本文へスキップ

Nakayama is in between Narita And Haneda International Airport

中山・下総・散歩道

Hachiman Shinko / The Hachiman Beliefs

Hachiman Sinko / The Hachiman Beliefs

Hachiman Shinko started at Nara period and spread among in the Middle Ages in Japan. Usa Hachimangu Shrine in Buzen province (Oita prefecture) was the origin and Hachimanjin God, the main deity of the shrine, have been the god of agriculture. It advanced to Nara to found Tamukeyama Hachimangu Shrine when the Great Buddha was built in Todaiji Temple. Hachiman was the first Shintoism to connect to Buddhisim. In 781, the title of Hachiman Daibosatsu was given to Hachimanjin God to protect Buddhism and the country and the branch shrines were built in Buddhist temples as their guardian gods, and a statue of Hachiman attired as a Buddhist monk was carved by Kaikei in Heian Period. In 860, Iwashimizu Hachimangu Shrine was built in Kyoto and the Imperial Court believed it to protect the Imperial Palace. Since the middle ages, the Emperor Oujin and his mother the Empress Jingu have been dedicated as the main deities of the shrine, and Seiwa Genji Clan especially believed it so it became the guardian god of samurai worriers, then its branches have been built throughout Japan.
Now there are over 40,000 Hachiman Shrines in Japan. Usa Hachimangu Shrine, the Hachiman Ogami God, Hime Ogami God, the Empress Jingu are dedicated at the shrine. Iwashimizu Hachimangu Shrine and Tsurugaoka Hachimangu Shrine in Kamakura are famous.


参考
日本史辞典 新制版
大辞林

Oujin Tenno (the Emperor Oujin) / Hachiman Ogami

The Emperor Oujin (5th century) as Hachiman Ogami
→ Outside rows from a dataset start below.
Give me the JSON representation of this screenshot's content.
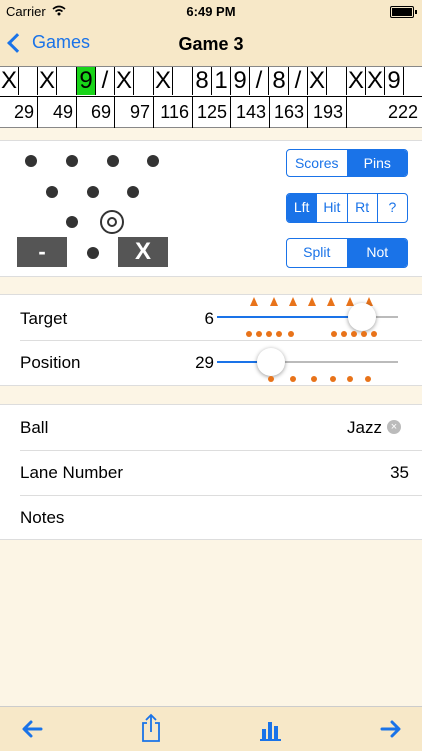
{
  "status": {
    "carrier": "Carrier",
    "time": "6:49 PM"
  },
  "nav": {
    "back_label": "Games",
    "title": "Game 3"
  },
  "scoreboard": {
    "throws": [
      "X",
      "X",
      "9",
      "/",
      "X",
      "X",
      "8",
      "1",
      "9",
      "/",
      "8",
      "/",
      "X",
      "X",
      "X",
      "9"
    ],
    "highlighted_throw_index": 2,
    "totals": [
      "29",
      "49",
      "69",
      "97",
      "116",
      "125",
      "143",
      "163",
      "193",
      "222"
    ]
  },
  "pin_panel": {
    "spare_button": "-",
    "strike_button": "X",
    "view_toggle": {
      "options": [
        "Scores",
        "Pins"
      ],
      "selected": "Pins"
    },
    "side_toggle": {
      "options": [
        "Lft",
        "Hit",
        "Rt",
        "?"
      ],
      "selected": "Lft"
    },
    "split_toggle": {
      "options": [
        "Split",
        "Not"
      ],
      "selected": "Not"
    }
  },
  "sliders": {
    "target": {
      "label": "Target",
      "value": "6",
      "fraction": 0.8
    },
    "position": {
      "label": "Position",
      "value": "29",
      "fraction": 0.3
    }
  },
  "details": {
    "ball": {
      "label": "Ball",
      "value": "Jazz"
    },
    "lane": {
      "label": "Lane Number",
      "value": "35"
    },
    "notes": {
      "label": "Notes"
    }
  },
  "colors": {
    "accent": "#1a73e8",
    "highlight": "#19d419",
    "marker": "#e8731a",
    "bar_bg": "#f7e8c8"
  },
  "icons": {
    "toolbar": [
      "left-arrow-icon",
      "share-icon",
      "bar-chart-icon",
      "right-arrow-icon"
    ]
  }
}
The Emperor Oujin is the 15th emperor of Japan. His father is the 14th Emperor Chuai, and his mother is the Empress Jingu. Oujin is his Chinese posthumous name, his name is the prince Homudawake no Mikoto.
During his reign, many people from China and Korea came and brought many new studies and technologies in Japan, Araki, Wani and Achi no Omi were famous, so the political power of the Imperial Court in Yamato had improved greatly. Many historians supporsed that he could be the King San in Sosho (the biography of Song Dynasty in Southern China from 420 to 479).
Moreover, the Emperor Oujin is dedicated at Hachmangu Shrines throughout Japan as Hachiman Ogami God, Hachimanjin God or Hachiman Daibosatsu. The Hachimanjin God is the god of samurai worriers. Seiwa Genji Clan claimed they were the descendants of the Emperor Oujin, so they had deeply believed in Hachimanjin.
The large old burial mound in Habikino City, Osaka could be his tomb, it is called Oujin Ryo Kofun or Homuda Yama Kofun. It is the secondary largest ancient tomb in Japan.


参考
日本史辞典 新制版
大辞林
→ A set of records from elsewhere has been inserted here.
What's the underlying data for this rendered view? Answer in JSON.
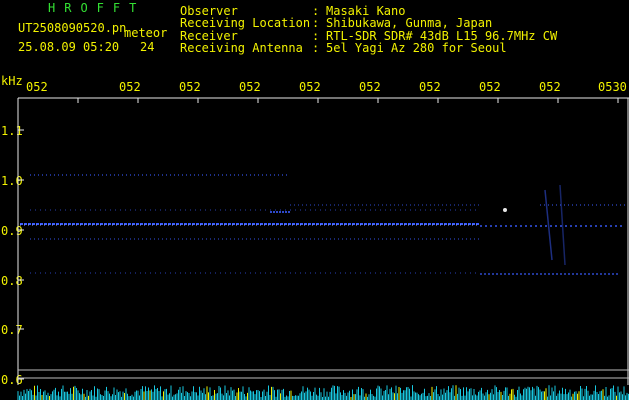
{
  "header": {
    "brand": "HROFFT",
    "filename": "UT2508090520.pn",
    "mode": "meteor",
    "datetime": "25.08.09 05:20",
    "count": "24"
  },
  "info": [
    {
      "key": "Observer",
      "value": "Masaki Kano"
    },
    {
      "key": "Receiving Location",
      "value": "Shibukawa, Gunma, Japan"
    },
    {
      "key": "Receiver",
      "value": "RTL-SDR SDR# 43dB L15 96.7MHz CW"
    },
    {
      "key": "Receiving Antenna",
      "value": "5el Yagi Az 280 for Seoul"
    }
  ],
  "axis": {
    "unit": "kHz",
    "time_ticks": [
      "052",
      "052",
      "052",
      "052",
      "052",
      "052",
      "052",
      "052",
      "052",
      "0530"
    ],
    "freq_ticks": [
      "1.1",
      "1.0",
      "0.9",
      "0.8",
      "0.7",
      "0.6"
    ]
  },
  "colors": {
    "text": "#f2f200",
    "brand": "#33e033",
    "signal": "#3a5cff",
    "signal_bright": "#8fa8ff",
    "spectrum": "#19c8e0",
    "background": "#000000"
  }
}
Jingu Kogo / the Empress Jingu

The Empress Jingu (late 3rd to 4th century?)

The Empress Jingu is a wife of the 14th Emperor Chuai and the mother of the 15th Emperor Oujin. Jingu is her Chinese posthumous name, her name is Okingagatarashi Hime. According to Harima no Kuni Fudoki, her name is Otarashi Hime.
During the battle against Kumasos (a state) in Kyushu region, her husband died, then she planned to invade foreign countries even though she was going to have the Emperor Oujin in her body. After she won the battle, she gave to birth the Emperor at Kyushu, she helped the Emperor Oujin for 69 years to govern the country.
The Empress Jingu is also dedicated at Hachiman Shrines with her son the Emperor Oujin throughout Japan.


参考
日本史辞典 新制版
大辞林
ブリタニカ国際大百科事典
デジタル大辞泉

Tamayoribime no Mikoto

Tamayoribime no Mikoto

According to Nihonshoki (the oldest chronicles of Japan) and Kojiki (the records of ancient matters), Tamayoribime is second daughter of the god of sea. She married with a son of her elder sister Ugayafukiaezu no Mikoto and gave to birth the First Emperor Jinmu and his brothers.
And also according to Fudoki (chronicles of local Japan), she was a daughter of Kamo Taketsunomi no Mikoto and Ikakoyahime, and she married with Hono Ikazuchi no Kami taking form of the red-painted arrow to visit her and she gave to birth Kamo no Wakeikazuchi no Mikoto.
Anyway, the word 'Tamayoribime' means 'spirit', it might imply holy women in the shrines whom divine spirits entered into.


大辞林

Chuai Tenno / the Emperor Chuai

Chuai Tenno / the Emperor Chuai (3rd century?)

The Emperor Chuai is the 14th Emperor, he is the father of the 15th Emperor Oujin, the husband of the Empress Jingu and his father is Yamato Takeru no Mikoto.
Chuai is his Chinese posthumous name, his name is Tarashinakatsuhiko no Mikoto.
The Emperor Chuai was passed away at Kashihi no Miya in Chikuzen province (Fukuoka prefecture) during his campaign against Kumaso in Kyushu region.


参考
大辞林

Takenouchi no Sukune

Takenouchi no Sukune (2rd to 4th century?)

Takenouchi no Sukune is the great politician in legends of the Imperial Court in Yamato. And he is the descendant (grandson or great-grandson) of the 8th Emperor Kogen. According to Nihonshoki (the oldest chronicles of Japan) and Kojiki (the records of ancient matters), he served the Emperor Keiko, Seimu, Chuai, Oujin and Nintoku for 244 years. He went to the eastern Japan to inspection, and he was appointed as the first ranked minister under the reign of Seimu, and he also helped the Empress Jingu to win the war. He is the longest living man in the history of Japan.
Takenouchi no Sukune is the ancestor of Soga, Katsuragi, Kose, Heguri, Ki and other 23 clans.


参考
日本史辞典 新制版
大辞林
日本世界人名事典
ブリタニカ国際大百科事典
デジタル大辞泉
デジタル版日本人名大辞典